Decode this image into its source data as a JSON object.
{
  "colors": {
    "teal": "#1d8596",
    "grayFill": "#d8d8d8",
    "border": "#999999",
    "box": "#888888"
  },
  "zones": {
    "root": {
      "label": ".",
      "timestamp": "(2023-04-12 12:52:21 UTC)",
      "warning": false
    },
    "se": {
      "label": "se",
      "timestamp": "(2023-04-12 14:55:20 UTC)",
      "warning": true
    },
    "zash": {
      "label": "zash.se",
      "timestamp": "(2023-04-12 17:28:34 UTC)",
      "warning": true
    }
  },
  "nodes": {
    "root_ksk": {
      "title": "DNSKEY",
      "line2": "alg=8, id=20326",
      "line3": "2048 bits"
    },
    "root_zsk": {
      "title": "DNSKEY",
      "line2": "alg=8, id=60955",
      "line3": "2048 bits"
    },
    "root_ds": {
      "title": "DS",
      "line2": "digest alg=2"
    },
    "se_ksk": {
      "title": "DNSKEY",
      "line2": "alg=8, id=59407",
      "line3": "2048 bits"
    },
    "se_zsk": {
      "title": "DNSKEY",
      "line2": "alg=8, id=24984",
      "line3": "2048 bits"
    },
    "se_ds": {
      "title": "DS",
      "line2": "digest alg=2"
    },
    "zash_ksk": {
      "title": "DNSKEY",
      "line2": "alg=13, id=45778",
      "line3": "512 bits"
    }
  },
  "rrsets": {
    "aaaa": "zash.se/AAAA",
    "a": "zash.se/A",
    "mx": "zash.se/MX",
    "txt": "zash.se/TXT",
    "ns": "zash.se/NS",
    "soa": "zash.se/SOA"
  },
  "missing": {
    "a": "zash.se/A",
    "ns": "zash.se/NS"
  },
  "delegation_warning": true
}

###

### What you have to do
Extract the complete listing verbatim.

### Written reply
Decode this image into its source data as a JSON object.
{
  "colors": {
    "teal": "#1d8596",
    "grayFill": "#d8d8d8",
    "border": "#999999",
    "box": "#888888"
  },
  "zones": {
    "root": {
      "label": ".",
      "timestamp": "(2023-04-12 12:52:21 UTC)",
      "warning": false
    },
    "se": {
      "label": "se",
      "timestamp": "(2023-04-12 14:55:20 UTC)",
      "warning": true
    },
    "zash": {
      "label": "zash.se",
      "timestamp": "(2023-04-12 17:28:34 UTC)",
      "warning": true
    }
  },
  "nodes": {
    "root_ksk": {
      "title": "DNSKEY",
      "line2": "alg=8, id=20326",
      "line3": "2048 bits"
    },
    "root_zsk": {
      "title": "DNSKEY",
      "line2": "alg=8, id=60955",
      "line3": "2048 bits"
    },
    "root_ds": {
      "title": "DS",
      "line2": "digest alg=2"
    },
    "se_ksk": {
      "title": "DNSKEY",
      "line2": "alg=8, id=59407",
      "line3": "2048 bits"
    },
    "se_zsk": {
      "title": "DNSKEY",
      "line2": "alg=8, id=24984",
      "line3": "2048 bits"
    },
    "se_ds": {
      "title": "DS",
      "line2": "digest alg=2"
    },
    "zash_ksk": {
      "title": "DNSKEY",
      "line2": "alg=13, id=45778",
      "line3": "512 bits"
    }
  },
  "rrsets": {
    "aaaa": "zash.se/AAAA",
    "a": "zash.se/A",
    "mx": "zash.se/MX",
    "txt": "zash.se/TXT",
    "ns": "zash.se/NS",
    "soa": "zash.se/SOA"
  },
  "missing": {
    "a": "zash.se/A",
    "ns": "zash.se/NS"
  },
  "delegation_warning": true
}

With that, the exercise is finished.